Water is essential to keeping trees healthy. It is key to their growth, and it also helps trees fend off disease, survive droughts, and withstand insect attacks.
Using the proper technique conserves water, and ensures that your trees will be healthy and happy for years to come.
- For young, newly planted trees, apply water over the root ball and the planting area just outside of the root ball. This is especially critical for the first few years when new roots are developing.
- For mature trees, water within the root zone. The root zone can spread three times as far as the edge of the canopy (also known as the dripline), so don’t water just at the base of the tree. If you are in doubt, a safe bet is to water the area between the dripline and trunk.
- Do not allow a sprinkler system to splash water on the trunk or leaves. Trees do not absorb water through their trunks, so not only is it wasted water, but the accumulation of moisture can also lead to disease and decay.
- Keep the root zone moist but not soaked. It is imperative to remember that too much water is as bad as not enough water.

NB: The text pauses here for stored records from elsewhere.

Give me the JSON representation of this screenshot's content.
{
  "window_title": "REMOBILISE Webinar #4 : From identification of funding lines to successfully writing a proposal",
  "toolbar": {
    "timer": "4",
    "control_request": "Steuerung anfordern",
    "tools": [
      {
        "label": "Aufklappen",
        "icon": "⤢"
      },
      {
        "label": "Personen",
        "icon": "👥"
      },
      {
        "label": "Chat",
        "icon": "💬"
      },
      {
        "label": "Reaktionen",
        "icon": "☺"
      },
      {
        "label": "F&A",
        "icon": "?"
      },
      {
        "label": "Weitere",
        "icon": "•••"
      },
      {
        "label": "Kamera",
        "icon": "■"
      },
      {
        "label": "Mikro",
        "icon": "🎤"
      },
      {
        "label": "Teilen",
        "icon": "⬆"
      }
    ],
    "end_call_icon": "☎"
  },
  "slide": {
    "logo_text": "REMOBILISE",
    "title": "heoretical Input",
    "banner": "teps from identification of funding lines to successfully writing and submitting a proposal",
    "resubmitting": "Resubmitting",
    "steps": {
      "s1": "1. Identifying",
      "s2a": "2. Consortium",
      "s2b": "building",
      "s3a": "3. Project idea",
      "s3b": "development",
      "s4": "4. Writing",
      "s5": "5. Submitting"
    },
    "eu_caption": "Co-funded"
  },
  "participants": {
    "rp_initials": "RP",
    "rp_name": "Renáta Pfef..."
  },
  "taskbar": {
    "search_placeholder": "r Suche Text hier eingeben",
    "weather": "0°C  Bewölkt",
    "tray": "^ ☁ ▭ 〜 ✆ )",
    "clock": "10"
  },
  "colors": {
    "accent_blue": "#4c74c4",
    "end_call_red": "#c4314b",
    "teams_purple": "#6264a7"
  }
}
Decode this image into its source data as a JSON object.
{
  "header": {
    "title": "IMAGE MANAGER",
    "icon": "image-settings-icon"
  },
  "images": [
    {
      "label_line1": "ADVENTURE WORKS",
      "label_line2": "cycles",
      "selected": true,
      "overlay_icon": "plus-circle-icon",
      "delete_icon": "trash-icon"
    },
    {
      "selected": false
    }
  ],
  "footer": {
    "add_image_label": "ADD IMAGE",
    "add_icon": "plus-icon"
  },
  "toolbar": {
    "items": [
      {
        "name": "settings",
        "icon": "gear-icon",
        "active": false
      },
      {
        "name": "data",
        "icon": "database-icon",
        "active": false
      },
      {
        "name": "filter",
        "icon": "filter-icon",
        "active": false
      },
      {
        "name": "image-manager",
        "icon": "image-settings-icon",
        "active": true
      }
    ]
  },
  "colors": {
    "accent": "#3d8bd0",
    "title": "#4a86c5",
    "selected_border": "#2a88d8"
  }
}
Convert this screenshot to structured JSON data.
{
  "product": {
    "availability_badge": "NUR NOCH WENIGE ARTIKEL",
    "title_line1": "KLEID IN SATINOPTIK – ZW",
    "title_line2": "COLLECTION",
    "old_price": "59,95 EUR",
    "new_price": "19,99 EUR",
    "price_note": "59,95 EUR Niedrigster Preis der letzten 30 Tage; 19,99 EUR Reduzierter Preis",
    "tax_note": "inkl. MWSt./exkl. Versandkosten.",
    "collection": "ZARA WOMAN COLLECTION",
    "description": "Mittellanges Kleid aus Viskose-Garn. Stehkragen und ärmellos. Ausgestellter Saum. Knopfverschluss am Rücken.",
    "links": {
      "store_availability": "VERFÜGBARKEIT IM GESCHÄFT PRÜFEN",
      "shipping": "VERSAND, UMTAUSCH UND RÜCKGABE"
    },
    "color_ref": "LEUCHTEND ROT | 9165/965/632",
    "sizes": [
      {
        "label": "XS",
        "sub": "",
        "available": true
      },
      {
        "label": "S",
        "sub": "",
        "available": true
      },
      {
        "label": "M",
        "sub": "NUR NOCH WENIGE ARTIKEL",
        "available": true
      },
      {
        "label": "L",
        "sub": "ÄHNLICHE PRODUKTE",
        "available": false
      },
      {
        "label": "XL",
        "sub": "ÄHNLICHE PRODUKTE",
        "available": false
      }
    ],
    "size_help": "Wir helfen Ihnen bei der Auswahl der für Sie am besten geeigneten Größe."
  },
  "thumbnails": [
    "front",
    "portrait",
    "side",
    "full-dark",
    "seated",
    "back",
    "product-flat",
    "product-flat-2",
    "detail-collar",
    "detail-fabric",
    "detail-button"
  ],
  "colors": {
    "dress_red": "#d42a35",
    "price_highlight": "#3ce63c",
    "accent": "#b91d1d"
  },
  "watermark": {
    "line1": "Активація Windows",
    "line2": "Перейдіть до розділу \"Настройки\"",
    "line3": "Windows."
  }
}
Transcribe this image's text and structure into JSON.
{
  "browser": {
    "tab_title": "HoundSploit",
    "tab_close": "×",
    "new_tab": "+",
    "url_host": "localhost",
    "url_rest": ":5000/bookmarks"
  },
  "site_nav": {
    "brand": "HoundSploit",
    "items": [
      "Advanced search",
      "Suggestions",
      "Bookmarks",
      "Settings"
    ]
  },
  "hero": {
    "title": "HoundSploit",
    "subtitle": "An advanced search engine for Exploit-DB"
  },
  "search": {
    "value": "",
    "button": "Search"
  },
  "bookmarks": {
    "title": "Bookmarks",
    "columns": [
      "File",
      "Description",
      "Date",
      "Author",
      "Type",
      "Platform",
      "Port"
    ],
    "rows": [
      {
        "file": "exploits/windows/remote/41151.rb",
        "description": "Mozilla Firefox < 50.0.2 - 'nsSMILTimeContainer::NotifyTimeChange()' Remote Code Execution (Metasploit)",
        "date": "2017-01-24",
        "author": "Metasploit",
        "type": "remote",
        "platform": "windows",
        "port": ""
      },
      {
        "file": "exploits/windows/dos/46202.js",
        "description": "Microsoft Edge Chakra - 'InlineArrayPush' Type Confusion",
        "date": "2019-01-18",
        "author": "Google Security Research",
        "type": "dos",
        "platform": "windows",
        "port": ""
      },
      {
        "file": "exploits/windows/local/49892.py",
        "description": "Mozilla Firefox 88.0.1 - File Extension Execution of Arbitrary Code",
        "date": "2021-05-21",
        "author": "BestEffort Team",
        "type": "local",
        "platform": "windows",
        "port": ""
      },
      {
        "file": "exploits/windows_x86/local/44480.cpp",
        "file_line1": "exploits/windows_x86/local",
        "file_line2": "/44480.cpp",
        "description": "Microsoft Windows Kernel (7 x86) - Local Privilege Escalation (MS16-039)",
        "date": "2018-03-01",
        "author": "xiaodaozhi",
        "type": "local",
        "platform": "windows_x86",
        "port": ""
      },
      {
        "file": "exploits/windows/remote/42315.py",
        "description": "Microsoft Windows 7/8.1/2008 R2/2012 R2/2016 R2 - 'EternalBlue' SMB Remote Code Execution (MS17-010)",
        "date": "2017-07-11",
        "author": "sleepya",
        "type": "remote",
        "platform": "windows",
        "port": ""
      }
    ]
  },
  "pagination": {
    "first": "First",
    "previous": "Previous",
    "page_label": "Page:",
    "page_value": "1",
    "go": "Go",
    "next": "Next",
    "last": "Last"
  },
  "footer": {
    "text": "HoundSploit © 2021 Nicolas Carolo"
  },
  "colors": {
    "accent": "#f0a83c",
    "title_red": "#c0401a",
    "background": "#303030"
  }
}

- Use an open-ended garden hose, soaker hoses, or for newly planted trees, consider a tree-watering bag (such as a Treegator) to slowly and consistently provide water to the root system. Slow, deep soaks are most effective because it allows the water to percolate down into the root system.
- Don’t have soaker hoses or a tree-watering bag? Larry Eacret, a Treecologist at Leaf & Limb, suggests the following rule of thumb: Measure the trunk diameter at knee height using a ruler or yardstick. Then follow this simple watering formula: tree diameter × five minutes = total watering time. For example, a tree with a 3" diameter would be 3 × 5 = 15 minutes of watering. Repeat 2-3 times a week.
- If that does not work for you, here is another good watering rule: provide your tree with 8 to 10 gallons of water per week for every inch of trunk diameter. So a 6” caliper tree would need around 60 gallons per week.
- It’s also important to remember that trees need more water in hot months and less in cool months.
- Finally, the best time of day to water is first thing in the morning before harsh sun comes in contact with the tree. Watering this early will prevent evaporation and ensure that the tree has enough water during the hottest hours of the day. The second best time to water is later in the evening when the sun is going down.
Follow this simple rule of thumb: Measure the trunk diameter at knee height using a ruler or yardstick. Then follow this simple watering formula: tree diameter × five minutes = total watering time.
For example, a tree with a 3” diameter would be 3 × 5 = 15 minutes of watering. Repeat 2-3 times a week.
Please note that these are only general guidelines. Watering needs will vary based on species, climate, time of year, weather patterns, and more.
Have any specific watering questions? Have a tip we haven’t listed here? Send us a message. We love to hear how you’re keeping your trees healthy and happy.